> **The records**
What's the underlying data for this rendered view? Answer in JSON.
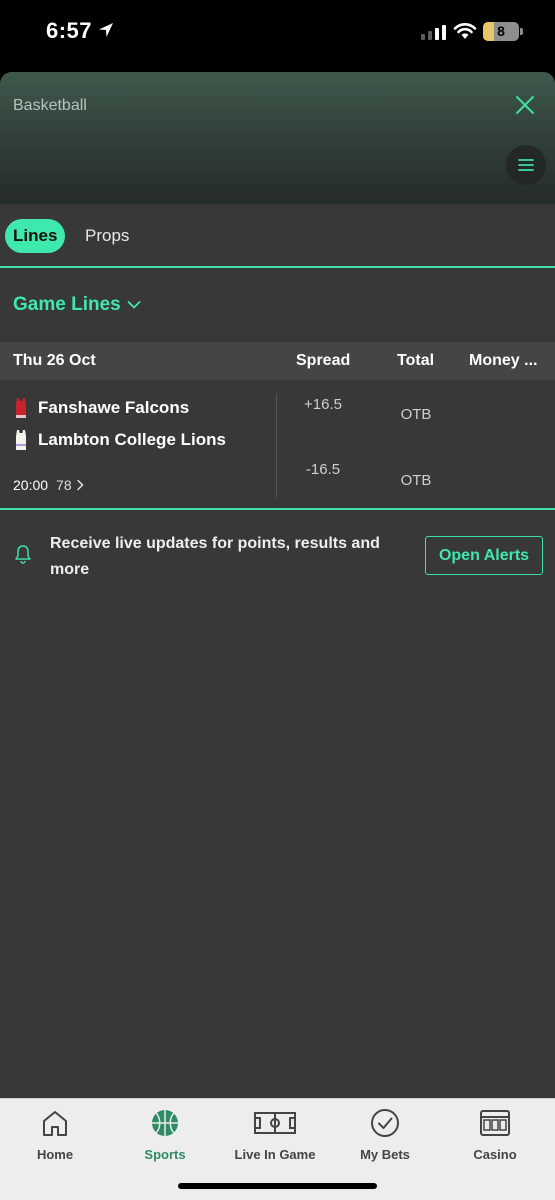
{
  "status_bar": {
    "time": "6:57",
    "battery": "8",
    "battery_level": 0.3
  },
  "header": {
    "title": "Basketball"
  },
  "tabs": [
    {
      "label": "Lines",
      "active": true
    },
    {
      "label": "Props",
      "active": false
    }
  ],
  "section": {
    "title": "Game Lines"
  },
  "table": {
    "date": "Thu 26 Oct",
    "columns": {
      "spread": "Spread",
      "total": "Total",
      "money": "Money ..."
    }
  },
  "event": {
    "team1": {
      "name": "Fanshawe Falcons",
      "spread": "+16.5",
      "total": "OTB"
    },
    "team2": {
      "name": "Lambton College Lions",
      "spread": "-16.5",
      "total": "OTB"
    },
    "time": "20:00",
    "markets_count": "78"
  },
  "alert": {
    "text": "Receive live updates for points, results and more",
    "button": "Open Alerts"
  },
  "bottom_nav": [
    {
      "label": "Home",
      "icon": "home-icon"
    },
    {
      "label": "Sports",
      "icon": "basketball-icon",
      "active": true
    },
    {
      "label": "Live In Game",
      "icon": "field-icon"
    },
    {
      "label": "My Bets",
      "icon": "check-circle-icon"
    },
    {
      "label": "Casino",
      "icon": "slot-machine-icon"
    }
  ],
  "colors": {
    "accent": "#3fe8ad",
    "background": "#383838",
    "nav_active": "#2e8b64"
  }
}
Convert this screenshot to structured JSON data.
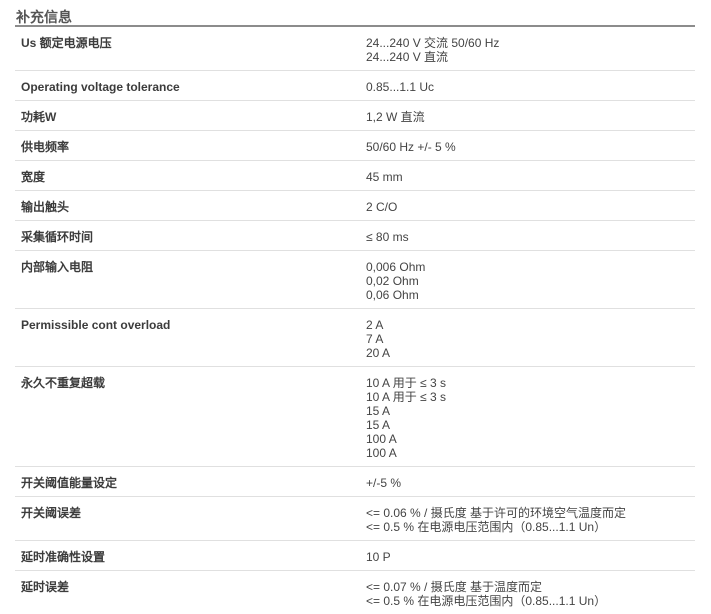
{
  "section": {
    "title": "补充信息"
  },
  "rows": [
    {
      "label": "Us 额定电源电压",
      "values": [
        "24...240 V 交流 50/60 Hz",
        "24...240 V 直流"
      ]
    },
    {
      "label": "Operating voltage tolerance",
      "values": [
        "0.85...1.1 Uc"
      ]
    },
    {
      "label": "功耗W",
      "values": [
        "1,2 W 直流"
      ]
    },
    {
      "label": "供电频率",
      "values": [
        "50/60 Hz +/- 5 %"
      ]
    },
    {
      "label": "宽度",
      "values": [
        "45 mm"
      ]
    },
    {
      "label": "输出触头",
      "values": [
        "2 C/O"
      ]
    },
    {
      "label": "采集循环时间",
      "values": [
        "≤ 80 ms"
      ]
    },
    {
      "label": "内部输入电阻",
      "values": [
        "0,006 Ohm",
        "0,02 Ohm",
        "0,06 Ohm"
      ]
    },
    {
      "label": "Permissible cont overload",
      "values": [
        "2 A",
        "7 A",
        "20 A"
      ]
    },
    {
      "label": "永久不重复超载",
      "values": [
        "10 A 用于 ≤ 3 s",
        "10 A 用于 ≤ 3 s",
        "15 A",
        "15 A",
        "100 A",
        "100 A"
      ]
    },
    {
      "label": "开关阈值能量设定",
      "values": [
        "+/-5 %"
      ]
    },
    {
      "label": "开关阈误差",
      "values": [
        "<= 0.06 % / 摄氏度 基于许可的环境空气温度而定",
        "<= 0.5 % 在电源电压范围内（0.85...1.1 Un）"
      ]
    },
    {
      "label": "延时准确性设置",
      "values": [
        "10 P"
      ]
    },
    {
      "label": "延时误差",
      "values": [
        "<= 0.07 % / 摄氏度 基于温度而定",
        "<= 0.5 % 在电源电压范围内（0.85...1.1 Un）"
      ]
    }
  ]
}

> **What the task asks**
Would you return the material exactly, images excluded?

> **Output below**
What's the underlying data for this rendered view? Answer in JSON.
{
  "status_bar": {
    "time": "6:57",
    "battery": "8",
    "battery_level": 0.3
  },
  "header": {
    "title": "Basketball"
  },
  "tabs": [
    {
      "label": "Lines",
      "active": true
    },
    {
      "label": "Props",
      "active": false
    }
  ],
  "section": {
    "title": "Game Lines"
  },
  "table": {
    "date": "Thu 26 Oct",
    "columns": {
      "spread": "Spread",
      "total": "Total",
      "money": "Money ..."
    }
  },
  "event": {
    "team1": {
      "name": "Fanshawe Falcons",
      "spread": "+16.5",
      "total": "OTB"
    },
    "team2": {
      "name": "Lambton College Lions",
      "spread": "-16.5",
      "total": "OTB"
    },
    "time": "20:00",
    "markets_count": "78"
  },
  "alert": {
    "text": "Receive live updates for points, results and more",
    "button": "Open Alerts"
  },
  "bottom_nav": [
    {
      "label": "Home",
      "icon": "home-icon"
    },
    {
      "label": "Sports",
      "icon": "basketball-icon",
      "active": true
    },
    {
      "label": "Live In Game",
      "icon": "field-icon"
    },
    {
      "label": "My Bets",
      "icon": "check-circle-icon"
    },
    {
      "label": "Casino",
      "icon": "slot-machine-icon"
    }
  ],
  "colors": {
    "accent": "#3fe8ad",
    "background": "#383838",
    "nav_active": "#2e8b64"
  }
}
Convert this screenshot to structured JSON data.
{
  "section": {
    "title": "补充信息"
  },
  "rows": [
    {
      "label": "Us 额定电源电压",
      "values": [
        "24...240 V 交流 50/60 Hz",
        "24...240 V 直流"
      ]
    },
    {
      "label": "Operating voltage tolerance",
      "values": [
        "0.85...1.1 Uc"
      ]
    },
    {
      "label": "功耗W",
      "values": [
        "1,2 W 直流"
      ]
    },
    {
      "label": "供电频率",
      "values": [
        "50/60 Hz +/- 5 %"
      ]
    },
    {
      "label": "宽度",
      "values": [
        "45 mm"
      ]
    },
    {
      "label": "输出触头",
      "values": [
        "2 C/O"
      ]
    },
    {
      "label": "采集循环时间",
      "values": [
        "≤ 80 ms"
      ]
    },
    {
      "label": "内部输入电阻",
      "values": [
        "0,006 Ohm",
        "0,02 Ohm",
        "0,06 Ohm"
      ]
    },
    {
      "label": "Permissible cont overload",
      "values": [
        "2 A",
        "7 A",
        "20 A"
      ]
    },
    {
      "label": "永久不重复超载",
      "values": [
        "10 A 用于 ≤ 3 s",
        "10 A 用于 ≤ 3 s",
        "15 A",
        "15 A",
        "100 A",
        "100 A"
      ]
    },
    {
      "label": "开关阈值能量设定",
      "values": [
        "+/-5 %"
      ]
    },
    {
      "label": "开关阈误差",
      "values": [
        "<= 0.06 % / 摄氏度 基于许可的环境空气温度而定",
        "<= 0.5 % 在电源电压范围内（0.85...1.1 Un）"
      ]
    },
    {
      "label": "延时准确性设置",
      "values": [
        "10 P"
      ]
    },
    {
      "label": "延时误差",
      "values": [
        "<= 0.07 % / 摄氏度 基于温度而定",
        "<= 0.5 % 在电源电压范围内（0.85...1.1 Un）"
      ]
    }
  ]
}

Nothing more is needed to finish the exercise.